→ **YOUR GOAL**:
Where does the word "duration" show up in the data? Please find each such line and copy it.

[SUPPLIED RECORDS]

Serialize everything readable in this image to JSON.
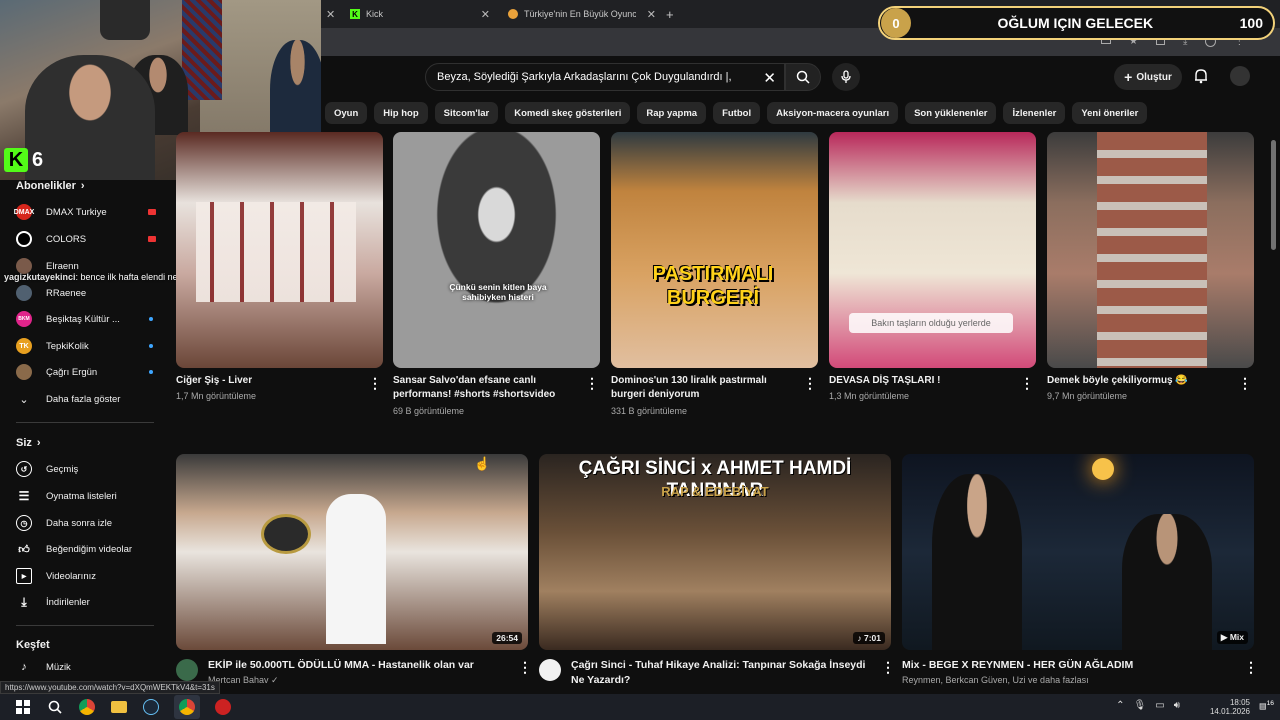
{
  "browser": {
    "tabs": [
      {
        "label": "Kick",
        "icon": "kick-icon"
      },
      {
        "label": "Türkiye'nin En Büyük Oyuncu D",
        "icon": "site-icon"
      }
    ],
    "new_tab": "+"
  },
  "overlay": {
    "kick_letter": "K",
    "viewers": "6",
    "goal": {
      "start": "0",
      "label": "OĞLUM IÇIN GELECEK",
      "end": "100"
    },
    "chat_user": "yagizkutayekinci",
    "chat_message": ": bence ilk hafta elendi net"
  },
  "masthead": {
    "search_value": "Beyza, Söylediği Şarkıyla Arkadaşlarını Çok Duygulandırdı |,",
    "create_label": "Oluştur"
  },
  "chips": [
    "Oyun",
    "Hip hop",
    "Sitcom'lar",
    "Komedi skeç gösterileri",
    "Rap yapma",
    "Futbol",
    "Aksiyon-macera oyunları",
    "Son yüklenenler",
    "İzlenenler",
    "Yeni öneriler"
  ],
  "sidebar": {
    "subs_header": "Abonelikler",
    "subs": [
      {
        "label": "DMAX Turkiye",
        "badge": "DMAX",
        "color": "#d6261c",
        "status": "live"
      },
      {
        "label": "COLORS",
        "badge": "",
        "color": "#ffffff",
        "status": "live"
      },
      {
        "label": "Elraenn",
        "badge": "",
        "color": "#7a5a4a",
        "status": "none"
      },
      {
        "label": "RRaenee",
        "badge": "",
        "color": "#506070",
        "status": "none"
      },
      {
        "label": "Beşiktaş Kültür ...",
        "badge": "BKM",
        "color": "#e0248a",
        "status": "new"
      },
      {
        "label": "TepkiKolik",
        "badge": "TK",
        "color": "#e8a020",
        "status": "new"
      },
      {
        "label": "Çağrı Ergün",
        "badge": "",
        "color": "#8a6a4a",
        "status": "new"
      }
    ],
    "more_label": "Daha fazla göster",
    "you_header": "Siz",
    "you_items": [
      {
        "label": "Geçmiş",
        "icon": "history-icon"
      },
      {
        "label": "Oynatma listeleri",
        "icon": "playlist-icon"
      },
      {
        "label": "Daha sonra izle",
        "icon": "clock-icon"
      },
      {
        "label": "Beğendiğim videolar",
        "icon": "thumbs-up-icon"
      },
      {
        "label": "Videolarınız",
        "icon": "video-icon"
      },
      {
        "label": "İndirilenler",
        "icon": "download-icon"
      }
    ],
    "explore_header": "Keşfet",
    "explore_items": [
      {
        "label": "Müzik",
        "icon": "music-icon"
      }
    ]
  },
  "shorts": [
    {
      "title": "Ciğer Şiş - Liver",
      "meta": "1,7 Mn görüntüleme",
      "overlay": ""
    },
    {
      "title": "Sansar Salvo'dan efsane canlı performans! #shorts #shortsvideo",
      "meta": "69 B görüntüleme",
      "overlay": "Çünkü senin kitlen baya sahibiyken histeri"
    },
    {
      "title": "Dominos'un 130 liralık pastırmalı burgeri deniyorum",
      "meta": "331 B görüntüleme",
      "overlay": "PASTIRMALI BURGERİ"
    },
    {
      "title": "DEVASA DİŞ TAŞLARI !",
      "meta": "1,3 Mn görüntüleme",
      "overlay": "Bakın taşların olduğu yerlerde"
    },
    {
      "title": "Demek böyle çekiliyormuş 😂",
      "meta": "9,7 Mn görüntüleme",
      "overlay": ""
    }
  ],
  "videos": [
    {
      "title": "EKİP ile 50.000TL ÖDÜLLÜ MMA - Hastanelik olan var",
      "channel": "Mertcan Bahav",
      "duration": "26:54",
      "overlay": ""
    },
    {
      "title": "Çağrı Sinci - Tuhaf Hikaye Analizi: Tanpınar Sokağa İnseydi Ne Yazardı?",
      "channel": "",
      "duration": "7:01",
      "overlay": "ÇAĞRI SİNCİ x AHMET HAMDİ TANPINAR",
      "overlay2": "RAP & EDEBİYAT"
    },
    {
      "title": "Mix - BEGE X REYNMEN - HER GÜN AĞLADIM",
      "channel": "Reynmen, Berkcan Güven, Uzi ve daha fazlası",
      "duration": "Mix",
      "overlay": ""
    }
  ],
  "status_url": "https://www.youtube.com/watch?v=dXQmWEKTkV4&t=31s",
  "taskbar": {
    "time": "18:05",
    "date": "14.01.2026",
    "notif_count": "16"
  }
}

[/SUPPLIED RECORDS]
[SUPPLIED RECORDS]

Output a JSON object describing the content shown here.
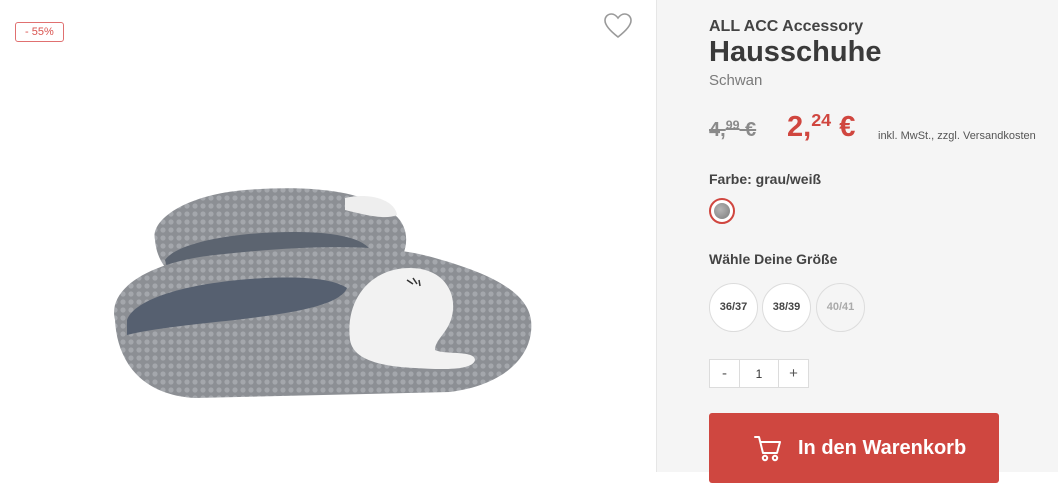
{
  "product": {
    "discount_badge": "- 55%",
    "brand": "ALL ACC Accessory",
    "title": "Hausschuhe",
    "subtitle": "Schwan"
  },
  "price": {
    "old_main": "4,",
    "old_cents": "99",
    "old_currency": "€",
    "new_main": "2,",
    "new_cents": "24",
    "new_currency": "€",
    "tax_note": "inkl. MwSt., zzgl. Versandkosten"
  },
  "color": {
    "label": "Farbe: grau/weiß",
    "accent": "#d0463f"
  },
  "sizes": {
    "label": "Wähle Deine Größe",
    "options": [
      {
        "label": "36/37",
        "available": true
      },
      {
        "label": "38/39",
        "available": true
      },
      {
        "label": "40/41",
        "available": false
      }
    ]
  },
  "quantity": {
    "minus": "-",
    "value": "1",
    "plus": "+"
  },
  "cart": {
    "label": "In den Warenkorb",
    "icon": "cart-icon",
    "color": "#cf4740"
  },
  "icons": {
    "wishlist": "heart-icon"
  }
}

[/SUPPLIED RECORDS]

→ **TASK RESULT**:
      "duration": "26:54",
      "duration": "7:01",
      "duration": "Mix",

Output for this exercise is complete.